(2) A hospital shall adopt, maintain and follow written policies on discharge planning and termination of services in accordance with these rules and 42 CFR 482.43. The policies shall include but are not limited to:
(a) A plan for continuity of patient care following discharge including:
(A) An assessment of the patient’s ability for self-care;
(B) An opportunity for the patient to designate a lay caregiver;
(C) An opportunity for the patient, and if designated the lay caregiver, to participate in discharge planning;
(D) Instructions or training provided to the patient and lay caregiver prior to discharge for the lay caregiver to provide assistance with activities of daily living, medical or nursing tasks such as wound care, administering medications, or the operation of medical equipment, or other assistance relating to the patient’s condition; and
(E) A requirement to notify the lay caregiver that the patient is being discharged or transferred; and
(b) For patients hospitalized for mental health treatment, a plan to:
(A) Have a member of the patient’s care team encourage the patient to designate a lay caregiver and sign an authorization form for the disclosure of information that is necessary for a lay caregiver to participate in the patient’s discharge planning and to provide appropriate support to the patient following discharge as well as an explanation of:
(i) The benefits of involving a lay caregiver including participating in the patient’s discharge planning in order to provide appropriate support measures;
(ii) Only the minimum information necessary will be shared;
(iii) The benefits disclosing health information will have on the ability of the patient to see positive outcomes; and
(iv) The ability to rescind the authorization at any time;
(B) Assess the patient’s risk of suicide with input from the patient’s lay caregiver, if applicable;

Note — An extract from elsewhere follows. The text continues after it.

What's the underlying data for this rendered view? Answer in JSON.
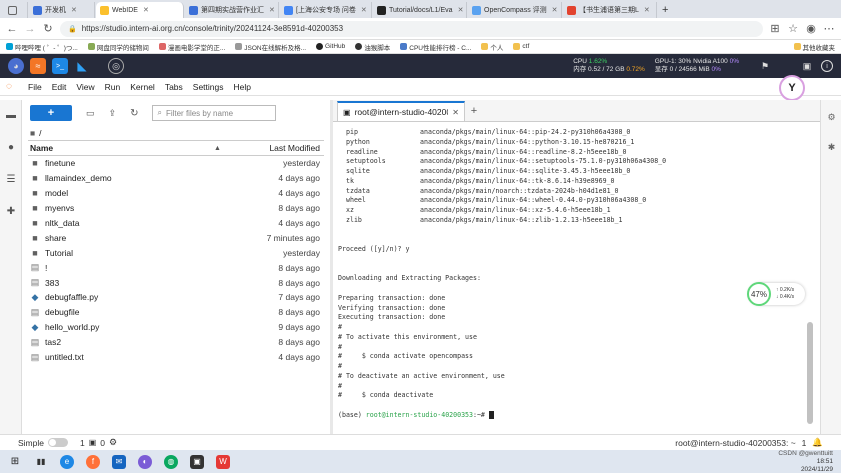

(C) Assess the long-term needs of the patient which include but are not limited to:
(i) Community-based services;
(ii) Capacity for self-care; and
(iii) To the extent practicable, whether the patient can be properly cared for in the place where the patient resided at time of admission;
(D) Develop a process to coordinate the patient’s care and transition the patient to outpatient treatment that includes one or more of the following: community-based providers, peer support, lay caregivers and other individuals who can implement the patient’s care plan; and
(E) Schedule a follow-up appointment for no later than seven days after discharge. If a follow-up appointment cannot be scheduled within seven days, the hospital must document why.
(3) Discharge policies developed in accordance with this rule:
(a) Must be publicly available;
(b) Must specify the requirements for documenting who is designated by the patient as the lay caregiver and the details of the discharge plan;
(c) May incorporate established evidence based practices;
(d) Must ensure that discharge planning is appropriate to the needs and acuity of the patient and the abilities of the lay caregiver;
(e) Must not delay a patient’s discharge or transfer to another facility; and
(f) Must not require the disclosure of protected health information without obtaining a patient’s consent as required by state and federal laws.
(4) A hospital shall have until December 1, 2018 to comply with subsections (2)(b) and (3)(a) of this rule.

Last accessed
Jun. 8, 2021